U.S. Classification136/246, 136/244
International ClassificationH02N6/00
Cooperative ClassificationH01L31/0543, H01L31/0547, G02B19/0076, G02B19/0028, G02B19/0042, G02B5/045, Y02E10/52, H01L31/042, H01L31/052
European ClassificationH01L31/052, H01L31/042, H01L31/052B, G02B17/06N3, G02B5/04A
Legal Events
DateCodeEventDescription
Jul 12, 2007ASAssignment
Owner name: INTEMATIX CORPORATION, CALIFORNIA

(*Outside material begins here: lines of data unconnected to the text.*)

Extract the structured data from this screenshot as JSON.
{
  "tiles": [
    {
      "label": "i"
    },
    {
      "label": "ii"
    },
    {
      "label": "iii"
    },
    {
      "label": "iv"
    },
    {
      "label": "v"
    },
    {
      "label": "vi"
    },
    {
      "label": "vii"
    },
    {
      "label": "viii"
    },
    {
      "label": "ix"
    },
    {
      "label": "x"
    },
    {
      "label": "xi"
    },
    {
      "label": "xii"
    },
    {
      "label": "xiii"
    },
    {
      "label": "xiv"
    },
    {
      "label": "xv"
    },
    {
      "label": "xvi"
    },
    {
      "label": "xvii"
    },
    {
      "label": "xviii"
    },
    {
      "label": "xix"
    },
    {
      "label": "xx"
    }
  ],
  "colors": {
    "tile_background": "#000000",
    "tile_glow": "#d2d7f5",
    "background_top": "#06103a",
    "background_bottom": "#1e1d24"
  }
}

Free format text: ASSIGNMENT OF ASSIGNORS INTEREST;ASSIGNORS:SHAN, WEI;WANG, GANG;XIANG, XIAO DONG;REEL/FRAME:019555/0376;SIGNING DATES FROM 20070618 TO 20070622